Ceramic glaze is an impervious layer or coating of a vitreous substance which has been fused to a ceramic body through firing. Glaze can serve to color, decorate or waterproof an item.Glazing renders earthenware vessels suitable for holding liquids, sealing the inherent porosity of unglazed biscuit earthenware. It also gives a tougher surface. Glaze is also used on stoneware and porcelain. In addition to their functionality, glazes can form a variety of surface finishes, including degrees of glossy or matte finish and color. Glazes may also enhance the underlying design or texture either unmodified or inscribed, carved or painted.
Most pottery produced in recent centuries has been glazed. Tiles are almost always glazed, and modern architectural terracotta is very often glazed architectural terra-cotta. Glazed brick is also common. Domestic sanitary ware is invariably glazed, as are many ceramics used in industry, for example ceramic insulators for overhead power lines.
The most important groups of traditional glazes, named after their main ceramic fluxing agent, are:
⊙ Lead-glazed earthenware, is shiny and transparent after firing, which only needs about 800 °C (1,470 °F). Used for about 2,000 years around the Mediterranean, in Europe andChina. Includes sancai and Victorian majolica.

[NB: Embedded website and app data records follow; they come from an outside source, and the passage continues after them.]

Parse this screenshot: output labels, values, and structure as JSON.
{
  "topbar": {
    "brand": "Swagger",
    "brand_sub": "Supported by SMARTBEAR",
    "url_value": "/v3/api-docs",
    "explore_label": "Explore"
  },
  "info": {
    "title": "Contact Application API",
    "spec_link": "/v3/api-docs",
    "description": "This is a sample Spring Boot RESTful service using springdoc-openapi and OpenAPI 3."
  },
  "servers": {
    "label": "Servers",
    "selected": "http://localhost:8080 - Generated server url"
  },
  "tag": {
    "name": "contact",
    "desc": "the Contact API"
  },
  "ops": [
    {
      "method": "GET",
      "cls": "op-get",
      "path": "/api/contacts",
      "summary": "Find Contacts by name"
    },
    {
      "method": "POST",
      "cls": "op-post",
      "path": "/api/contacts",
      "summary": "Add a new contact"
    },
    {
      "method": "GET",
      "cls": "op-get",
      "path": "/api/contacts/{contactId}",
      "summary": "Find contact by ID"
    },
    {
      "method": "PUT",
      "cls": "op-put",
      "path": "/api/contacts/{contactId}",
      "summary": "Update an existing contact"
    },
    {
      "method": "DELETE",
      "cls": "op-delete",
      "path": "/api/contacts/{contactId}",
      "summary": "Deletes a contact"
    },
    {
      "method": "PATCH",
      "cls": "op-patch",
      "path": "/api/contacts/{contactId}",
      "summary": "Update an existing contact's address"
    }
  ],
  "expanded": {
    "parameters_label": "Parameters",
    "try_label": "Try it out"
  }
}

⊙ Tin-glazed pottery, which coats the ware with an opaque white glaze. Known in the Ancient Near East and then important in Islamic pottery, from which it passed to Europe. Includes faience, maiolica, majolica and Delftware.
⊙ Salt-glazed ware, mostly European stoneware. It uses ordinary salt.
⊙ Feldspathic glazes of Asian porcelain.
Modern materials technology has invented new vitreous glazes that do not fall into these traditional categories.